What is SUITCEYES about?
The overall objective of SUITCEYES is to improve the level of independence and participation of people with deafblindness and to enhance their communication, perception of the environment, knowledge acquisition and conduct of daily routines.
Deafblindness is a condition that can be congenital or acquired through illness, accident and/or old age. There are currently an estimated 2.5 million individuals in Europe with deafblindness. Due to extended life-expectancy and the aging population, this number is expected to rise considerably by the 2030s. Currently, there are few ICT (Information and Communication Technologies) tools specifically developed for this group of users. For instance, a braille communicator is a very common ICT.
What is our aim?
SUITCEYES aims at combining and developing cutting-edge technologies and ICT tools to provide a smart, adaptable, haptic interface, which is based on machine learning, sensor technologies, image and signal processing, psychophysics, and affective computing. The project result will (i) extend the localisation and environmental perception of the user and (ii) will extend and improve user’s modes of communication via a haptic interface. Various user studies will inform the project about the needs of the target group and design elements that will allow customisation. To promote and facilitate learning, as well as to capture and extend user´s interest, umwelt, and engagement, (iii) gamification and mediated social interaction will also be incorporated.

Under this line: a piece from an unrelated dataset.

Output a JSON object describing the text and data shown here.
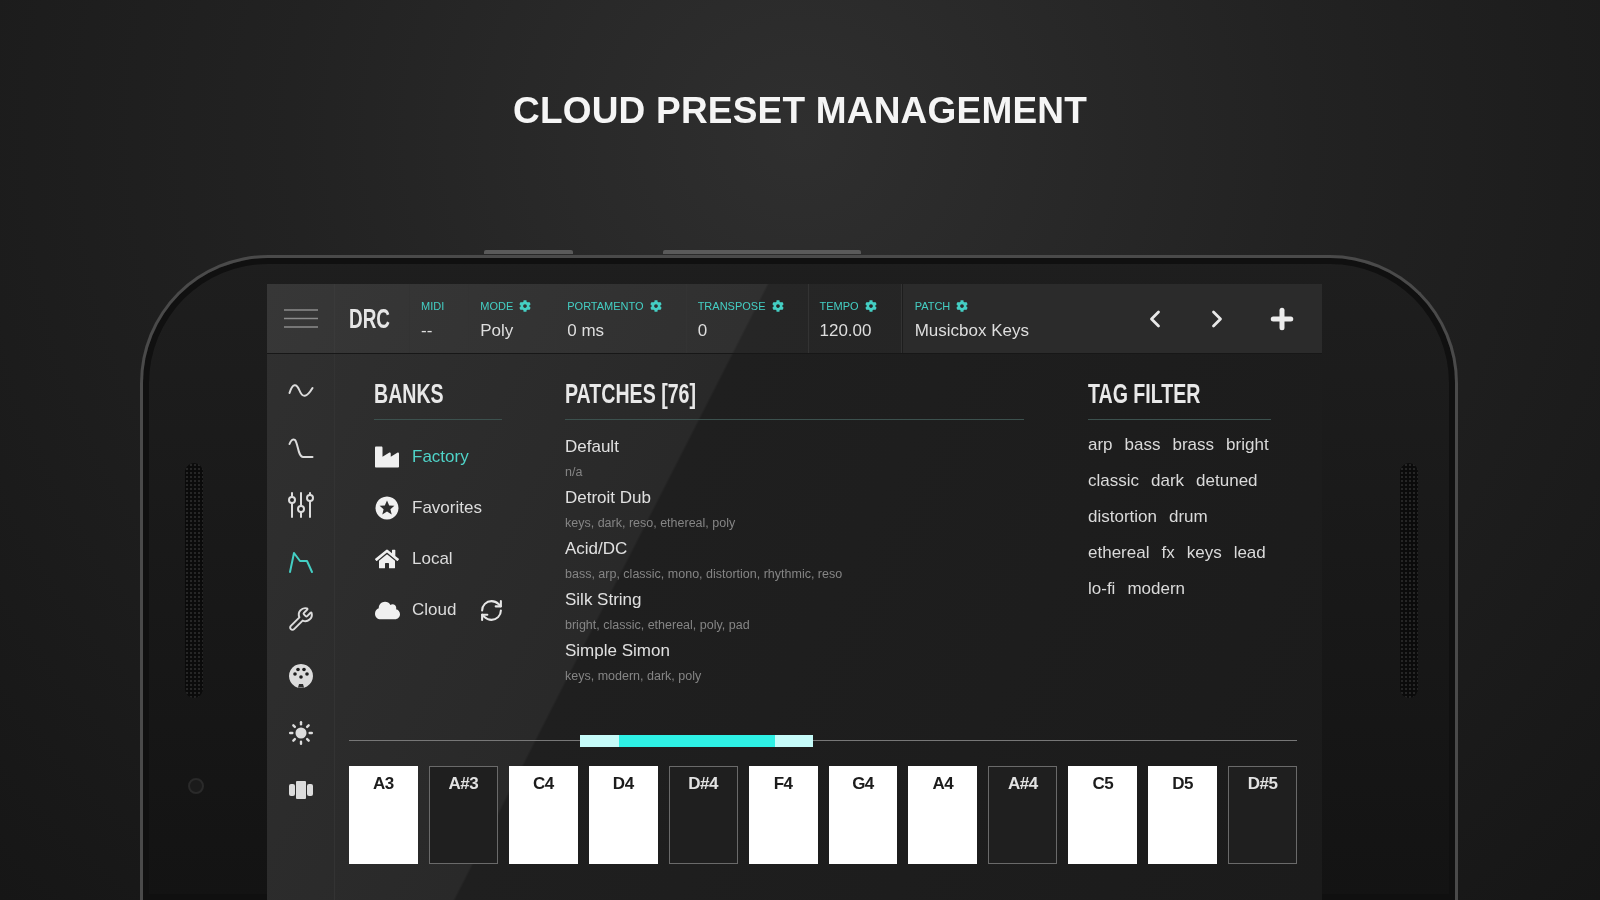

As a result of this Research&Innovation project, the SUITCEYES Consortium will develop and deliver a prototype of a haptic, intelligent, personalised, interface (HIPI) that is intended to be further developed and commercialised in due course after the project ends, affording improved communication possibilities for its users.
What is a HIPI?
Nasrine Olson, project coordinator and senior lecturer at the Swedish School of Library and Information Science explains:
“By using sensors, face and object recognition, and other technologies, information about the surroundings will be captured and communicated to the user via a haptic interface based on smart textiles. We call this interface the HIPI (haptic intelligent personalised interface). We will start with the existing haptic signals, then adapt or extend them for our purposes. The HIPI will be interactive, that is, it will also allow the user to activate signals that will convey different messages to other people and even some ‘things’.”
Garments as a communication interface?
One idea is that the garment, acting as a smart interface, will transfer information to the bearers through haptic signals, and can, for example, tell the bearers if someone is looking at them or where the ball they dropped is in the room. But it is also possible to combine different sensors in the smart textile. Each sensor can address different perceptive channels, which enlarges the communication space.
Nils-Krister Persson, docent and research leader of Smart Textiles at the University of Borås:
“Smart textiles are perfect to use when we develop the interface, as our body is constantly in contact with textiles. It’s more or less just in the shower that it isn’t.”
Another important aspect of the HIPI is gamification. Playful elements will be integrated into the system to achieve a more entertaining and enjoyable learning situation for the bearer.
Although the SUITCEYES prototype will be developed specifically for users with deafblindness, the application area of the prototype is not limited to this group. A system that affords improved perception of the surrounding environment, and allows an alternative (haptic) mode of communication can scale to multiple other application areas. There are many circumstances where a user lacks full reliance on the visual and auditory senses such as firefighting in smoke-filled rooms, rescue missions in dark and noisy environments, sports training and more. Haptic communication would be a reliable and useful complement and/or alternative in all such situations.
The project outcome is not limited to a technological solution, it also includes user and policy studies that in turn will improve our understanding of the needs of people with deafblindness and which will facilitate informed policies and decision making.
The project’s funding
SUITCEYES is a three-year long (2018-2020) Research and Innovation project funded by the European Union’s Horizon 2020 Programme, call “Information and Communication Technologies” under topic “ICT-23-2017: Interfaces for accessibility”, and grant agreement number 780814.